• MATERIALS PROVIDED:

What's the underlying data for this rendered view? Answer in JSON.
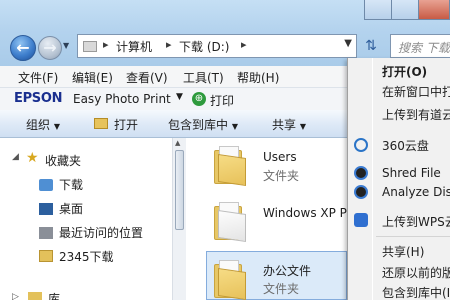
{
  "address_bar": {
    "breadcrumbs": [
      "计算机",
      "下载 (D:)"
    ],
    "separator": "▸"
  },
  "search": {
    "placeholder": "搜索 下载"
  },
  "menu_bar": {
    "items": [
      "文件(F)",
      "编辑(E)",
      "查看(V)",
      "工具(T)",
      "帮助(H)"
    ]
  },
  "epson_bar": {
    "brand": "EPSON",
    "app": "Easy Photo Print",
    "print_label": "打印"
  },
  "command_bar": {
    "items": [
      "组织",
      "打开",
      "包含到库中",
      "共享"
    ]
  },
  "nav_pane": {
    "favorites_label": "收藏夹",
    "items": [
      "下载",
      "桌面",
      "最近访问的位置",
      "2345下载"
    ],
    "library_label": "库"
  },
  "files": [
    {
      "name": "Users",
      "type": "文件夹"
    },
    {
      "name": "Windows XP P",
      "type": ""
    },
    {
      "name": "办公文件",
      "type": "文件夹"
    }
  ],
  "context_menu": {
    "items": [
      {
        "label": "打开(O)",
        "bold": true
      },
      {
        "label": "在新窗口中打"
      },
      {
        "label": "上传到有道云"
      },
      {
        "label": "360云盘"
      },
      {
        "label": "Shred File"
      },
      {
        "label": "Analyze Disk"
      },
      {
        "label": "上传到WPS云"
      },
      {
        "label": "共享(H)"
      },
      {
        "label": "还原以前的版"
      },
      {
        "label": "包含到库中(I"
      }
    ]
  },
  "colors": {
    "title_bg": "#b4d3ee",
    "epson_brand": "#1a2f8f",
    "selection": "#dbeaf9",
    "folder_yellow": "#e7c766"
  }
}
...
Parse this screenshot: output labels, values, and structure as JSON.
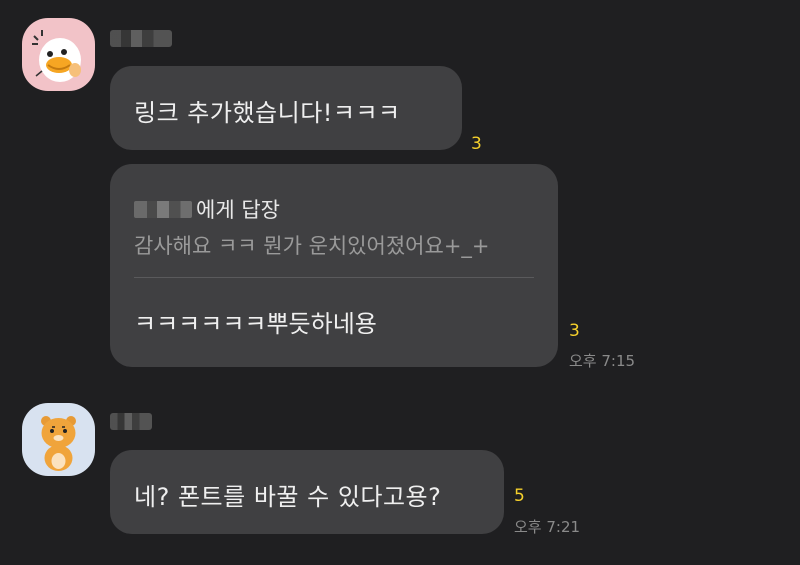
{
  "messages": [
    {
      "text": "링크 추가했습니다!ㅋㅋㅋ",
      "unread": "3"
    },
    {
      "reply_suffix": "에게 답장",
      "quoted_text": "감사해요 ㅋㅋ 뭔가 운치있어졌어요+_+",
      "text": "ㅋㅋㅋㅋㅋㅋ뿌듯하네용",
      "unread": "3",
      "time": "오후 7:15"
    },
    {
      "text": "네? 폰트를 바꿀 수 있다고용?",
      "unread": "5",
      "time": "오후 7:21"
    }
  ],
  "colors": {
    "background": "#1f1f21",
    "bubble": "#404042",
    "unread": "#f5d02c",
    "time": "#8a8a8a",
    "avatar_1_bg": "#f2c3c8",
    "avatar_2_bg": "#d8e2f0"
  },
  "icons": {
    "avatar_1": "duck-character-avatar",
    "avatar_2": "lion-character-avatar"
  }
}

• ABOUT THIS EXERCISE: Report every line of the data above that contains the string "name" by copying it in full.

• SOLUTION TO THIS EXERCISE:
      "name": "Users",
      "name": "Windows XP P",
      "name": "办公文件",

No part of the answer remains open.